Recorded data:
----
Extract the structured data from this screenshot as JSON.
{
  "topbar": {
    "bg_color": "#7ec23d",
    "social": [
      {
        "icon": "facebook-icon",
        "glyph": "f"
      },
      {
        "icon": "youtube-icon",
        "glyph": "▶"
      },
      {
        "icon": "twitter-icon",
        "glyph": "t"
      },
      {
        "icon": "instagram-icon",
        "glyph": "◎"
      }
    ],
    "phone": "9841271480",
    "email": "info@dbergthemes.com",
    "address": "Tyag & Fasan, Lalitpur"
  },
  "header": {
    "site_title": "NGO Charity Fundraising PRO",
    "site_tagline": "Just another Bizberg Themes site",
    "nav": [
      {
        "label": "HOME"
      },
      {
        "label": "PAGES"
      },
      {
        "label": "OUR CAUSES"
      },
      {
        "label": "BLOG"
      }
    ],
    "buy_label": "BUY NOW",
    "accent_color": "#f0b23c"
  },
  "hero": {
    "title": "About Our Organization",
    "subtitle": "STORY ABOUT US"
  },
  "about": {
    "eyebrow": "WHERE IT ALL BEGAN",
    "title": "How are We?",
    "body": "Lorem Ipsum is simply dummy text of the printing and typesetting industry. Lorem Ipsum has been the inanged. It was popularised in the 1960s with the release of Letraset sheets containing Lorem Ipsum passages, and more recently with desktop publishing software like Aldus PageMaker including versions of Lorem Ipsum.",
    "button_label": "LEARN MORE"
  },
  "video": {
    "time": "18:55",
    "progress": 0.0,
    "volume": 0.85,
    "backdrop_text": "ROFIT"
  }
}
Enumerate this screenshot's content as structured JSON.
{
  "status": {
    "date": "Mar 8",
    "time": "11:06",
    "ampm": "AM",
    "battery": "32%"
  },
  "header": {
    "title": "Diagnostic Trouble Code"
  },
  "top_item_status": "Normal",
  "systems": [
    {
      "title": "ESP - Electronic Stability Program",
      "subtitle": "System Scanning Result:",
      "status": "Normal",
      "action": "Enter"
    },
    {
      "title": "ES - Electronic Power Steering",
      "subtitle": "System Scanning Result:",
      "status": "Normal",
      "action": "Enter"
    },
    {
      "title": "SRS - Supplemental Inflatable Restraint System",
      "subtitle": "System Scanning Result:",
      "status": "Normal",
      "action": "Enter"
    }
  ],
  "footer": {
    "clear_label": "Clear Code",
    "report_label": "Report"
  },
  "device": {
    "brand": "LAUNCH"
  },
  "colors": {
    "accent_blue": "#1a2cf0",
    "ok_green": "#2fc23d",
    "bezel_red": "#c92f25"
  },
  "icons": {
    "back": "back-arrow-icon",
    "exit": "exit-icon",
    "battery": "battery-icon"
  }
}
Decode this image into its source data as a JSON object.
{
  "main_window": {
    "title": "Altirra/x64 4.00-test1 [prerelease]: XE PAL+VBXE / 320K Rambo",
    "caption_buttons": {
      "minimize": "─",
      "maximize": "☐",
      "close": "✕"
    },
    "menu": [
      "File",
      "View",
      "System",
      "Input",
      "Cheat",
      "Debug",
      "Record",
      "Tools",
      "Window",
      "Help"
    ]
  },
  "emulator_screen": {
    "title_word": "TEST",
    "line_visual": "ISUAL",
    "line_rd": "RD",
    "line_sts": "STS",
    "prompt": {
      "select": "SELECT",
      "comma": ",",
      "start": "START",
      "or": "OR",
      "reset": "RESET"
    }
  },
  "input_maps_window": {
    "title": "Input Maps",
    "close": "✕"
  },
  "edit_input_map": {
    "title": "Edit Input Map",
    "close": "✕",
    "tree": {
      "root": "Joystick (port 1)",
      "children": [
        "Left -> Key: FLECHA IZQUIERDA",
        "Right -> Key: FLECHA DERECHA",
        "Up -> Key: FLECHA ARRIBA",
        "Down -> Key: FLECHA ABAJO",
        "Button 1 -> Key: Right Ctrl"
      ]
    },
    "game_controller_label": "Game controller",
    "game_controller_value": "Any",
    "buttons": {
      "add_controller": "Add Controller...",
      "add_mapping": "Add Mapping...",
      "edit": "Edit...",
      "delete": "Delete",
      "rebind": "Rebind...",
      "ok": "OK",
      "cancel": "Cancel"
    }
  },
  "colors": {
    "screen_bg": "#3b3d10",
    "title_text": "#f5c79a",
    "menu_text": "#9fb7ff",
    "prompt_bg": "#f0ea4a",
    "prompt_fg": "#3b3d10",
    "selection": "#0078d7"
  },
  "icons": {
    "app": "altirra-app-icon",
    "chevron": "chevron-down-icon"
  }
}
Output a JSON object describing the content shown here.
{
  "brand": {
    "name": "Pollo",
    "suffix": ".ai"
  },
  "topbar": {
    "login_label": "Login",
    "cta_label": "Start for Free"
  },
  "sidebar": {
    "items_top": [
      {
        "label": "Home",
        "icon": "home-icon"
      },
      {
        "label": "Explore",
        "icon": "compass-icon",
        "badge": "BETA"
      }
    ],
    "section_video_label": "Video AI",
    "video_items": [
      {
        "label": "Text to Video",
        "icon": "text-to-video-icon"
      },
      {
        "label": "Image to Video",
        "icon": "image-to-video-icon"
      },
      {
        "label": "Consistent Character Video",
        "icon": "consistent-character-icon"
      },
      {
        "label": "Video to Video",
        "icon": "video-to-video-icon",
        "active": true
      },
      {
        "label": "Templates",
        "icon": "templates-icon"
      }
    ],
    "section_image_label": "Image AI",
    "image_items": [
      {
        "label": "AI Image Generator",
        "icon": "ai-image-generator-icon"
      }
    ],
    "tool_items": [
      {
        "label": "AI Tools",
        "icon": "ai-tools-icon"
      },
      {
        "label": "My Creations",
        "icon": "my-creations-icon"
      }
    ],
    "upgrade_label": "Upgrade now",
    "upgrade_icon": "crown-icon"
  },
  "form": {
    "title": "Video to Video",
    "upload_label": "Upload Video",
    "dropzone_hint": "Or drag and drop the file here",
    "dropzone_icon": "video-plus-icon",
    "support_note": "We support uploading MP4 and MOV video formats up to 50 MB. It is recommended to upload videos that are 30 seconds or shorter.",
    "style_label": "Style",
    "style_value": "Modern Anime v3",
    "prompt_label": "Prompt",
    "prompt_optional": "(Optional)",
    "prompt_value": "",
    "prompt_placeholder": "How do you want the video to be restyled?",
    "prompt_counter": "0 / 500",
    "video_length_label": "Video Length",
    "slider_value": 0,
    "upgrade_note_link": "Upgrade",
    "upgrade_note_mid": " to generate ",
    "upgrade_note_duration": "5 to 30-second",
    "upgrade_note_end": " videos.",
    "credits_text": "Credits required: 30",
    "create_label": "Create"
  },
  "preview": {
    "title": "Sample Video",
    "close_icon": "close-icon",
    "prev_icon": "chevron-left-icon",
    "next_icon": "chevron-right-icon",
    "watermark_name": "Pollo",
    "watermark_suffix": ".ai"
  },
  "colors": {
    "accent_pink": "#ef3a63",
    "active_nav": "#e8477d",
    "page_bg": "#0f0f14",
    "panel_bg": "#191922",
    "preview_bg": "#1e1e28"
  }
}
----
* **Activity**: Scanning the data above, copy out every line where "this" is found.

* **Completed exercise**:
Extract the structured data from this screenshot as JSON.
Enumerate this screenshot's content as structured JSON.
Decode this image into its source data as a JSON object.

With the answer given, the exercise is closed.